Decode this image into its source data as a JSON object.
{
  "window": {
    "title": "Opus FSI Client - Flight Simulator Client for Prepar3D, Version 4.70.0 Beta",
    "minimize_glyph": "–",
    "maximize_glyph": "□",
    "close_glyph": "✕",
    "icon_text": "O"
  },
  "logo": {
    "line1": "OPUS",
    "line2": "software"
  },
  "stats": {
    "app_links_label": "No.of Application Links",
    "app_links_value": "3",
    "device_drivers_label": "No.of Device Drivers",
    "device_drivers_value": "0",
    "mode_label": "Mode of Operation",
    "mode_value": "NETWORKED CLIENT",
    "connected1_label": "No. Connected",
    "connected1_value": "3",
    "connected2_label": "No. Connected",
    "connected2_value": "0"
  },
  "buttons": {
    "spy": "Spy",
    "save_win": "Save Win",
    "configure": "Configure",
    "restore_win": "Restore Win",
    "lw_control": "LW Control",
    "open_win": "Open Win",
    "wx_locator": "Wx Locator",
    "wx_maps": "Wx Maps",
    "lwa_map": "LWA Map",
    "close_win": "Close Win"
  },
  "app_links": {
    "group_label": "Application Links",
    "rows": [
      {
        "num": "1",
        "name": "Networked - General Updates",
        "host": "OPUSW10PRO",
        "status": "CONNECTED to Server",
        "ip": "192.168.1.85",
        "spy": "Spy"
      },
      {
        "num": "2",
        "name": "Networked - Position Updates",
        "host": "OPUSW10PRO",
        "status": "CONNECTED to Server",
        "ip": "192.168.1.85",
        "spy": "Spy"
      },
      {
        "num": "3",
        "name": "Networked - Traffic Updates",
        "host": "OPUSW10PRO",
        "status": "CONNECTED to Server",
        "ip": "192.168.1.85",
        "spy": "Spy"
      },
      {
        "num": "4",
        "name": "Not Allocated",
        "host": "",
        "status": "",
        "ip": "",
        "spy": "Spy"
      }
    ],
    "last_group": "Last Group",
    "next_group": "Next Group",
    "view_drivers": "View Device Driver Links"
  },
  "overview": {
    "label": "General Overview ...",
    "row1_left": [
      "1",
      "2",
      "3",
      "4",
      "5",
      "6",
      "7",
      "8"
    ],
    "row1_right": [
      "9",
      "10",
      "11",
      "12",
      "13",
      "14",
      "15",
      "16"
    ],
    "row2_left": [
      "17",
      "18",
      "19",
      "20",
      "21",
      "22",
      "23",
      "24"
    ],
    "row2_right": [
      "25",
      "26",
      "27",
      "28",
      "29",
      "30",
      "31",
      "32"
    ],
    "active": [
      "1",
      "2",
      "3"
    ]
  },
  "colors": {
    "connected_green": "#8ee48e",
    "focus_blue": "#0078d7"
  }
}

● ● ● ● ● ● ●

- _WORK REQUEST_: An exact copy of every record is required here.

- _SOLUTION TO THIS PROBLEM_:
Decode this image into its source data as a JSON object.
{
  "window": {
    "title": "Opus FSI Client - Flight Simulator Client for Prepar3D, Version 4.70.0 Beta",
    "minimize_glyph": "–",
    "maximize_glyph": "□",
    "close_glyph": "✕",
    "icon_text": "O"
  },
  "logo": {
    "line1": "OPUS",
    "line2": "software"
  },
  "stats": {
    "app_links_label": "No.of Application Links",
    "app_links_value": "3",
    "device_drivers_label": "No.of Device Drivers",
    "device_drivers_value": "0",
    "mode_label": "Mode of Operation",
    "mode_value": "NETWORKED CLIENT",
    "connected1_label": "No. Connected",
    "connected1_value": "3",
    "connected2_label": "No. Connected",
    "connected2_value": "0"
  },
  "buttons": {
    "spy": "Spy",
    "save_win": "Save Win",
    "configure": "Configure",
    "restore_win": "Restore Win",
    "lw_control": "LW Control",
    "open_win": "Open Win",
    "wx_locator": "Wx Locator",
    "wx_maps": "Wx Maps",
    "lwa_map": "LWA Map",
    "close_win": "Close Win"
  },
  "app_links": {
    "group_label": "Application Links",
    "rows": [
      {
        "num": "1",
        "name": "Networked - General Updates",
        "host": "OPUSW10PRO",
        "status": "CONNECTED to Server",
        "ip": "192.168.1.85",
        "spy": "Spy"
      },
      {
        "num": "2",
        "name": "Networked - Position Updates",
        "host": "OPUSW10PRO",
        "status": "CONNECTED to Server",
        "ip": "192.168.1.85",
        "spy": "Spy"
      },
      {
        "num": "3",
        "name": "Networked - Traffic Updates",
        "host": "OPUSW10PRO",
        "status": "CONNECTED to Server",
        "ip": "192.168.1.85",
        "spy": "Spy"
      },
      {
        "num": "4",
        "name": "Not Allocated",
        "host": "",
        "status": "",
        "ip": "",
        "spy": "Spy"
      }
    ],
    "last_group": "Last Group",
    "next_group": "Next Group",
    "view_drivers": "View Device Driver Links"
  },
  "overview": {
    "label": "General Overview ...",
    "row1_left": [
      "1",
      "2",
      "3",
      "4",
      "5",
      "6",
      "7",
      "8"
    ],
    "row1_right": [
      "9",
      "10",
      "11",
      "12",
      "13",
      "14",
      "15",
      "16"
    ],
    "row2_left": [
      "17",
      "18",
      "19",
      "20",
      "21",
      "22",
      "23",
      "24"
    ],
    "row2_right": [
      "25",
      "26",
      "27",
      "28",
      "29",
      "30",
      "31",
      "32"
    ],
    "active": [
      "1",
      "2",
      "3"
    ]
  },
  "colors": {
    "connected_green": "#8ee48e",
    "focus_blue": "#0078d7"
  }
}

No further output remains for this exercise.